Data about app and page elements
◇ ◇ ◇ ◇ ◇ ◇ ◇
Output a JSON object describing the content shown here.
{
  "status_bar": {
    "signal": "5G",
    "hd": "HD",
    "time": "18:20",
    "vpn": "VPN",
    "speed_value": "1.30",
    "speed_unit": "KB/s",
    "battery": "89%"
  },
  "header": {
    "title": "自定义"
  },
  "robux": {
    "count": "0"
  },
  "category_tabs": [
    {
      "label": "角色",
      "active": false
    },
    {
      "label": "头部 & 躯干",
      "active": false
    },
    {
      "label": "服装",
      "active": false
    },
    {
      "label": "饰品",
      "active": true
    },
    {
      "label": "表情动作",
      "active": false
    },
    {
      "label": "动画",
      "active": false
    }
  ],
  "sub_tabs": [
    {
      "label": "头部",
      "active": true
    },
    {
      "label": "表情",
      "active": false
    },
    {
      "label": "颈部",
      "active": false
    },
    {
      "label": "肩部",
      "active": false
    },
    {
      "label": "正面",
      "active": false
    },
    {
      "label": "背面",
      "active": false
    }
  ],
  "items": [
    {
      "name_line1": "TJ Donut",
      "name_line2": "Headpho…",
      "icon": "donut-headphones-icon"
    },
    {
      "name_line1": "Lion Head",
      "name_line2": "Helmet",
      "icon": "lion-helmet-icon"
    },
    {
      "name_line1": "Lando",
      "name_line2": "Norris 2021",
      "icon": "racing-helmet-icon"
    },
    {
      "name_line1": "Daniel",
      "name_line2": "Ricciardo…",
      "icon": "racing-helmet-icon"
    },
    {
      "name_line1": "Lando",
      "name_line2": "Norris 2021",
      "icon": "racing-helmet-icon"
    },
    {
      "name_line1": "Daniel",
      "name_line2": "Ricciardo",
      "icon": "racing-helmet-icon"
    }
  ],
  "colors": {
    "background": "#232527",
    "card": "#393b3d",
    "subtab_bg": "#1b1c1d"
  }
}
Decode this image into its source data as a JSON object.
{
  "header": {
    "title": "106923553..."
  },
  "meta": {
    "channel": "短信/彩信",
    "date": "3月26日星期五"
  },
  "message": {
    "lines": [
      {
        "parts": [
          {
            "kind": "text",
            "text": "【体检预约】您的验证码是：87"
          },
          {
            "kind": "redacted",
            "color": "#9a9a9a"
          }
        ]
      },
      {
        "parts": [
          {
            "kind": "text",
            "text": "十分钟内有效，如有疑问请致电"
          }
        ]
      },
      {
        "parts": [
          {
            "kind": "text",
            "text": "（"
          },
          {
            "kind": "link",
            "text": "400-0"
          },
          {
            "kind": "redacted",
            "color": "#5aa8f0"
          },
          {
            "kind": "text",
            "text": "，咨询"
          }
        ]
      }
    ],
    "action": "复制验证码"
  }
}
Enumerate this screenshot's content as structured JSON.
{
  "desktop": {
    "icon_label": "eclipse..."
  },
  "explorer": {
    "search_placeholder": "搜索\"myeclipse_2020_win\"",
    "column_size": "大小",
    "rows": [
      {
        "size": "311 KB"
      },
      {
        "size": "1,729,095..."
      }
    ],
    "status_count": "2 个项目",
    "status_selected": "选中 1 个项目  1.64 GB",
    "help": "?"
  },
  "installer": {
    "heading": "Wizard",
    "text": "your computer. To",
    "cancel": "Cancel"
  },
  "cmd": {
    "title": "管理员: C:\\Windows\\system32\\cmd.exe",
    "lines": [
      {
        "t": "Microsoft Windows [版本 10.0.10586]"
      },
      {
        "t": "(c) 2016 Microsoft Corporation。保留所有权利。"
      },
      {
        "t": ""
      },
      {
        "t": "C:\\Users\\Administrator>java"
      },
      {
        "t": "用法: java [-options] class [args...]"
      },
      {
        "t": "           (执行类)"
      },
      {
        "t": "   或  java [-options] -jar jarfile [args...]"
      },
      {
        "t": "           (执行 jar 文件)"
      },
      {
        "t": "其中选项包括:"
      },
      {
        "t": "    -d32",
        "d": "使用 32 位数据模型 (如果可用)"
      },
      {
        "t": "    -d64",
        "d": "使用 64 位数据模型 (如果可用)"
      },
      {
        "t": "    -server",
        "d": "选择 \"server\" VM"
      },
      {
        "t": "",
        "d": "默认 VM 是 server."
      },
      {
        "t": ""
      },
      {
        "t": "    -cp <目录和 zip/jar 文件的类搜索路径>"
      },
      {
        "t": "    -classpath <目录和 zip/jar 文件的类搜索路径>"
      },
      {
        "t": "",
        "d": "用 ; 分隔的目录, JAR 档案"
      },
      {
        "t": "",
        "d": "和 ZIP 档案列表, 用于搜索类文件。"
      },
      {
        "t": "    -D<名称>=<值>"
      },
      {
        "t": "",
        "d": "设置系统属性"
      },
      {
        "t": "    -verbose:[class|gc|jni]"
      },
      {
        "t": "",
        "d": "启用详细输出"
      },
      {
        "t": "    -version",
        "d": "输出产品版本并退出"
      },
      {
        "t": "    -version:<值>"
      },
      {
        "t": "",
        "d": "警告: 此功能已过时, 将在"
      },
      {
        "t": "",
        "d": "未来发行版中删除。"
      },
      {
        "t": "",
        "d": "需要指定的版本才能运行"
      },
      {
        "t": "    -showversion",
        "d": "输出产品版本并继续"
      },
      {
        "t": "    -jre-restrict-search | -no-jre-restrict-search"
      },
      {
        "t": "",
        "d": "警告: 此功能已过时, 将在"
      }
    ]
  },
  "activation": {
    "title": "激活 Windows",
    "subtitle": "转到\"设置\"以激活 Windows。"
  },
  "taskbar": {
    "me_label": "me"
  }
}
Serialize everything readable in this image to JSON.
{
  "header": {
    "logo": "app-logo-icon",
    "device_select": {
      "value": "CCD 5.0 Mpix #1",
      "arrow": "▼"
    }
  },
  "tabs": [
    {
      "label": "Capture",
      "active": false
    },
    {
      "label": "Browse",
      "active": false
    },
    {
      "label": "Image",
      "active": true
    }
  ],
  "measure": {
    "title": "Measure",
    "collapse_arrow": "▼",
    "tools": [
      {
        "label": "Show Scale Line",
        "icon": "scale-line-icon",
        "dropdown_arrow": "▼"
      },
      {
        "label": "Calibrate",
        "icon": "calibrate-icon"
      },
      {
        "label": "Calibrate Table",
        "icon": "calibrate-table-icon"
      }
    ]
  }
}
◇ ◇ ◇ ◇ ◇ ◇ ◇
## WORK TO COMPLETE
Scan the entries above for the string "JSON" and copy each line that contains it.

## RESPONSE BELOW
Output a JSON object describing the content shown here.
Decode this image into its source data as a JSON object.
Enumerate this screenshot's content as structured JSON.
Serialize everything readable in this image to JSON.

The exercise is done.